Today “Christian” is an ethical term which refers to good people who believe in God. So nearly everyone says that the word applies to them. In that sense, nearly everyone in America calls Jesus “Lord, Lord.”
Raise your hand if you say you’re a Christian. Now be warned—this text may be about you.
Don’t trust in right works
Next Jesus lists the two most persuasive religious actions a person could perform in his day: prophecy and miracles. First, “Lord, Lord, did we not prophesy in your name?”
Again the right words, “Lord, Lord.”
For the right purpose: “in your name.”
“Prophesy” in the Bible doesn’t mean to foretell the future so much as it means to forth tell the word of God.
Jesus means here what we would call “preaching.” He’s referring to people like me—a pastor, a Sunday school teacher, a seminary or college professor, a spiritual writer, someone who communicated his word through their words. He’s warning us that we can speak his words in his name, and not know him. Just because I’m your pastor, speaking these words to you today, don’t mean I know him.
A new pastor saw a meeting at his church one evening. He asked a man walking toward the sanctuary what it was about. The man said, “I’m just a visitor, but I came at the invitation of a friend. They’re meeting to pray for the spiritual conversion of their new pastor.” He came into the meeting, and gave his heart to Christ.
Not everyone who preaches or teaches God’s word knows God.
Jesus continues: “…and in your name drive out demons and perform many miracles?”
Again, “in your name,” for his glory and credit. “Drive out demons” refers to exorcism of evil spirits. “Perform many miracles” means just what it says—healings and unexplainable physical phenomena.
Apparently it’s possible to drive out demons without knowing Jesus. Apparently it’s possible to be involved in miraculous healings and works without knowing Jesus. I could be an exorcist or a faith healer without knowing Jesus.

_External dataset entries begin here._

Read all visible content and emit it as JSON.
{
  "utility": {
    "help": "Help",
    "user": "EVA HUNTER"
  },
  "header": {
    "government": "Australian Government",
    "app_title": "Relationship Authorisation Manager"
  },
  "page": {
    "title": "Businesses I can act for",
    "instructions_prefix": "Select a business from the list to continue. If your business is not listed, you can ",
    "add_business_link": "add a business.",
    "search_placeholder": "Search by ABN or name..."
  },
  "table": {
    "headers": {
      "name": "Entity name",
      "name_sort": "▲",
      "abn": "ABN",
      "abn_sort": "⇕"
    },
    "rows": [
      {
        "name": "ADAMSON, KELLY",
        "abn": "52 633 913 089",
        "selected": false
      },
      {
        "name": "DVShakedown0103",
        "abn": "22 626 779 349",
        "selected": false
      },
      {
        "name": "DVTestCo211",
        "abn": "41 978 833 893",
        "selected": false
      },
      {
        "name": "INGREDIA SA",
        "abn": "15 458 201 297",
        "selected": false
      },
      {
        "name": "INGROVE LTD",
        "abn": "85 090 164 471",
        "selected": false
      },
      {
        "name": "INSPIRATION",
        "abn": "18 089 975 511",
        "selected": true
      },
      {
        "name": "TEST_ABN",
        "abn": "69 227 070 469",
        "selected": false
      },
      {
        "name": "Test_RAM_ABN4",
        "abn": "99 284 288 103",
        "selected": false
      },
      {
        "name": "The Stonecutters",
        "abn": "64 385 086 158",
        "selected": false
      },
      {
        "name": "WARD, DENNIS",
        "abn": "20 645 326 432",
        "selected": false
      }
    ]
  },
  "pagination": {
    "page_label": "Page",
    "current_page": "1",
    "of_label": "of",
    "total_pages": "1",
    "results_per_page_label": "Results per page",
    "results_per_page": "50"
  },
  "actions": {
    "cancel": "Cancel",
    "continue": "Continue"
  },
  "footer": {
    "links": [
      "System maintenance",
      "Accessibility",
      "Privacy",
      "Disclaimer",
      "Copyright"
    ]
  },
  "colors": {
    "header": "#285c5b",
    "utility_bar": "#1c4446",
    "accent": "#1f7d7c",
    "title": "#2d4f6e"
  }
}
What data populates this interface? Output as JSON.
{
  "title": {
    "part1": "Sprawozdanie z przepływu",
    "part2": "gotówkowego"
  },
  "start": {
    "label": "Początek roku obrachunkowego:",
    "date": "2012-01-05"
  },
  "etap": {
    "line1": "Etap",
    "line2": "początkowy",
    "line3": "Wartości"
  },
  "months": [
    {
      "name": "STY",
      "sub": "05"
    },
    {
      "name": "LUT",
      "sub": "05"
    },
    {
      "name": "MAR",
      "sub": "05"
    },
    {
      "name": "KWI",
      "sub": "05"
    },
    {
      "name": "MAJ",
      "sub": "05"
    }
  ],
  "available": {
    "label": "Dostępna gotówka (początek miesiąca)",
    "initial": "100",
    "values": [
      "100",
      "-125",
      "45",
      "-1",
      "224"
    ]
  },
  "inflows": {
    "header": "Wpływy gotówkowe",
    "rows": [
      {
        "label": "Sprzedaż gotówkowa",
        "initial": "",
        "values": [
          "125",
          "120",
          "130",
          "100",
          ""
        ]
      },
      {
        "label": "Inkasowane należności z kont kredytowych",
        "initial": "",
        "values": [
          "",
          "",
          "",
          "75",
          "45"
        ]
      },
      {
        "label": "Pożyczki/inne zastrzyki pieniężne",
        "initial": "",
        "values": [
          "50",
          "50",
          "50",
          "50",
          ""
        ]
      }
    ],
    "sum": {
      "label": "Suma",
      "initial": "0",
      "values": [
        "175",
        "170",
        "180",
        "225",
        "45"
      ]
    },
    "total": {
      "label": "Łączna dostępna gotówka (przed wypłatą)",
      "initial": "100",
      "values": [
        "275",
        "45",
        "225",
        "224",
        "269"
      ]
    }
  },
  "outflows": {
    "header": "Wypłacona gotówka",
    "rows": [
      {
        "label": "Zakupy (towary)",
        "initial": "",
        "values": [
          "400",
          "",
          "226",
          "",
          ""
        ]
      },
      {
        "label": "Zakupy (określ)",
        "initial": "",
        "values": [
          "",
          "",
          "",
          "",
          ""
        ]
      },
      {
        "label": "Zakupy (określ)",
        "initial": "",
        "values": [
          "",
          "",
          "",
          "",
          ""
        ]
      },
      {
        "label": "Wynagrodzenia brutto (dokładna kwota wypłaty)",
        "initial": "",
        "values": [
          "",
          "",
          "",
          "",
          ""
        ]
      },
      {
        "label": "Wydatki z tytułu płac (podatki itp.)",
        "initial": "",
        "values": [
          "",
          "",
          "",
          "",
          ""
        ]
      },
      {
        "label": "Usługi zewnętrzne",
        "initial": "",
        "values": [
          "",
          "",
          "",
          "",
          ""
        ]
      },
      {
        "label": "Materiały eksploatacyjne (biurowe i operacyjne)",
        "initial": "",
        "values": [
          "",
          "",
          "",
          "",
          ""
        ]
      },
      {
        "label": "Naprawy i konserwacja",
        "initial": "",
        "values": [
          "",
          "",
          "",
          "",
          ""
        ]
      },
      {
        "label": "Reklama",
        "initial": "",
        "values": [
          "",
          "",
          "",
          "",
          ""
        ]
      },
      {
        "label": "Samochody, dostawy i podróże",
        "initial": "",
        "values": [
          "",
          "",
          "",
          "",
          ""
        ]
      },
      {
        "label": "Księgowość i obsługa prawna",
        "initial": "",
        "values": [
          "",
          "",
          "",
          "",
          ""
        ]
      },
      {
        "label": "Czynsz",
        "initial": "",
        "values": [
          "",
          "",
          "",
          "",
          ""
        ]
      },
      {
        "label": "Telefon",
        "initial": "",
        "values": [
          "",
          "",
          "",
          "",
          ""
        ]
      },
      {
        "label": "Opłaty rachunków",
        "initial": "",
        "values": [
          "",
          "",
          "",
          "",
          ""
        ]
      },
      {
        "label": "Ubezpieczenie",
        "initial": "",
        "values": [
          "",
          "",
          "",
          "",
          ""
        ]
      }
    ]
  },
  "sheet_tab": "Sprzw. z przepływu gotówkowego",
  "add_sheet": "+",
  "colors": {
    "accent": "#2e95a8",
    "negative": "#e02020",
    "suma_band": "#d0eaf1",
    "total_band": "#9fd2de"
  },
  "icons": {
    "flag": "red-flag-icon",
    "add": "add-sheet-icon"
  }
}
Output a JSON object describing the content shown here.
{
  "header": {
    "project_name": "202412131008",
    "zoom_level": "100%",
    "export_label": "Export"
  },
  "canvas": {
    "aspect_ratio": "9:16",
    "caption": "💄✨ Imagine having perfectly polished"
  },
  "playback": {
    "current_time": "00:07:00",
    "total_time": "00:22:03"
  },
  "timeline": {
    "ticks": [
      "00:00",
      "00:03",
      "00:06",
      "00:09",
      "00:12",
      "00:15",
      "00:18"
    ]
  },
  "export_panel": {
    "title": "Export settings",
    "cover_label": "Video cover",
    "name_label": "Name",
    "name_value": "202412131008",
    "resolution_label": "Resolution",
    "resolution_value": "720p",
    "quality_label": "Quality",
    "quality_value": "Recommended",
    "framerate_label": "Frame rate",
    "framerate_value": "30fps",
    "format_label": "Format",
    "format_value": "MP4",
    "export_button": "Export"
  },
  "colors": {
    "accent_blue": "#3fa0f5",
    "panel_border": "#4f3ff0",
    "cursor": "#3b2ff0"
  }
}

I could lead the lost to Christ, build great churches, do great mission work, lead great benevolent and Christian institutions, but not know Jesus.